Riding high after the ACORN hit in January 2010, O'Keefe led a team into Landrieu's office in New Orleans, La., in an attempt to find out if she was lying when she told constituents who could not reach her office that the phone lines were malfunctioning. Two of the men with O'Keefe, who were dressed as telephone repairmen, asked to "check the phones to make sure they're working." Landrieu's staff didn't buy it—O'Keefe's "repairmen" were wearing tool belts without tools in them—and the group was quickly detained and their equipment confiscated. (Law enforcement officials erased the footage on their cameras before returning them, O'Keefe says.)

After a few days in a local jail and a lengthy fight in court, O'Keefe was cleared of felony charges but convicted of the misdemeanor of entering a federal building under "false pretenses."

Despite the outcome, some news outlets incorrectly labeled him a felon after his trial, errors that forced them to issue corrections and, in some cases, settle with O'Keefe when he sued them.

In his book, O'Keefe doesn't reserve his indignation purely for the left or the media. Although he has been lauded by many on the political right for his work, O'Keefe clearly expresses a level of distrust for the Washington, D.C.-based "conservative movement" groups.

For instance, O'Keefe writes that his former employer, the Leadership Institute, an Arlington, Va.-based organization that trains conservative activists, fired him after he conducted a video sting on Planned Parenthood in 2008. After being let go, O'Keefe says the group later used the work he did for them to raise funds. “The message was crystal clear," O'Keefe writes. "The Beltway—right, left and center—in an unprincipled swamp.”

“To this day,” O’Keefe adds later, “I struggle with people in ‘the conservative movement’ who resist all action for fear of ruining their careers.”

While O'Keefe spends many pages detailing his successes, he concedes plenty of mistakes. His work puts him on a steep learning curve about the law, media and politics that he never could have anticipated. He admits missteps in the handling of the Landrieu sting; a poorly thought-out (and strange) attempt to embarrass a CNN reporter on O'Keefe's boat; and even some naivete about how his work would be received by the national media.

Beyond his story, O'Keefe's book also serves as a handbook for activists—a 21st-century version of "Rules for Radicals," which, like the 1971 original by Saul Alinsky, could be useful to those on the left and the right. O’Keefe was obviously inspired by Alinsky—he quotes the late community organizer throughout the book—and he has incorporated his teachings into his own work.

Each chapter of O'Keefe's book begins with one of the “Veritas Rules” he's compiled over the years: "No journalist can speak truth to power unless they are willing to be slandered and arrested"; "Safely extract the tape. If you don't they'll say anything and be believed"; "Content is king." The rules serve as a set of practical reminders about securing media coverage for an investigation and avoiding the swift hand of the law, and how to set up secret cameras. The book has the tendency to both inspire and dissuade readers from getting into the activist-journalism business, given the consequences O'Keefe faced after his more successful exposés.

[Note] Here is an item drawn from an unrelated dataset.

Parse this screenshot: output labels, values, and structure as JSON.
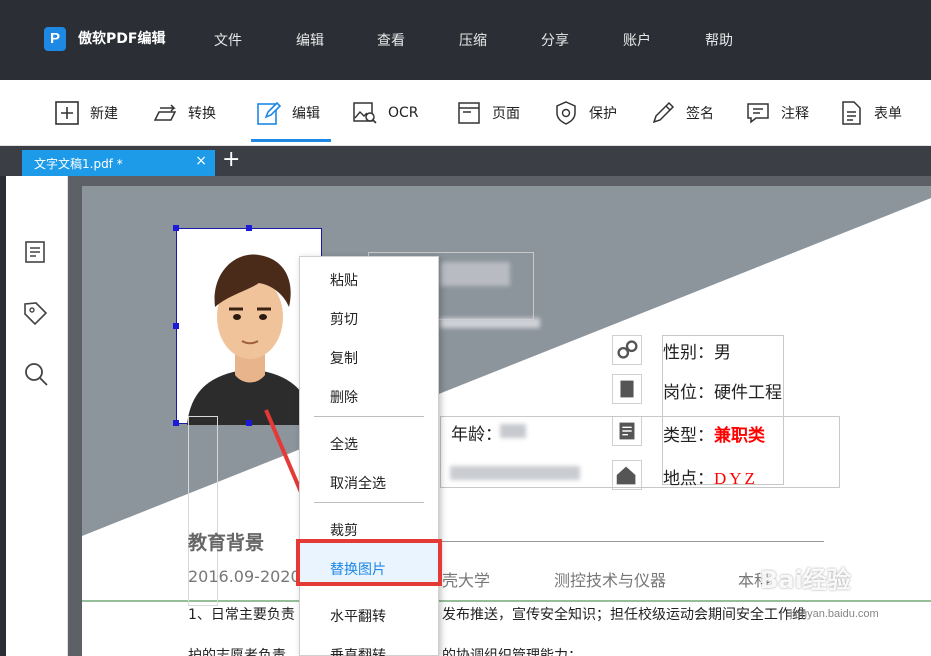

O'Keefe plans to charge on. (This week he released a new video that shows abuses in a government cellphone program. Several employees of the company featured in his video were fired within hours of the video's release.) In this new era, O'Keefe is wiser than the boy who once donned his grandma's chinchilla coat and better funded than the kid who maxed out his credit cards to make Internet videos.

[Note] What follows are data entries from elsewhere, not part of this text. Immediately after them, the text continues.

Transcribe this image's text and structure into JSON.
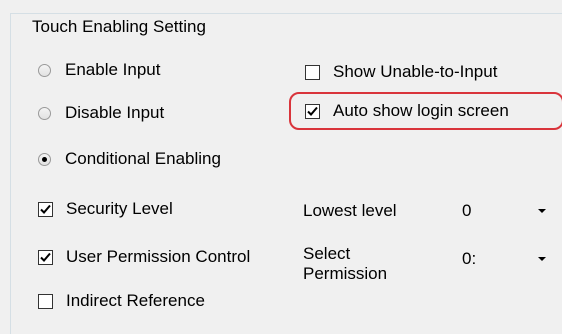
{
  "group": {
    "title": "Touch Enabling Setting"
  },
  "radios": {
    "enable_input": {
      "label": "Enable Input",
      "checked": false
    },
    "disable_input": {
      "label": "Disable Input",
      "checked": false
    },
    "conditional_enabling": {
      "label": "Conditional Enabling",
      "checked": true
    }
  },
  "checkboxes": {
    "show_unable": {
      "label": "Show Unable-to-Input",
      "checked": false
    },
    "auto_show_login": {
      "label": "Auto show login screen",
      "checked": true
    },
    "security_level": {
      "label": "Security Level",
      "checked": true
    },
    "user_permission": {
      "label": "User Permission Control",
      "checked": true
    },
    "indirect_reference": {
      "label": "Indirect Reference",
      "checked": false
    }
  },
  "lowest_level": {
    "label": "Lowest level",
    "value": "0"
  },
  "select_permission": {
    "label_line1": "Select",
    "label_line2": "Permission",
    "value": "0:"
  },
  "colors": {
    "highlight": "#d9343b",
    "background": "#f0f0f0"
  }
}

He will no doubt make plenty more enemies before he's finished, which for O'Keefe probably tells him he's doing something right.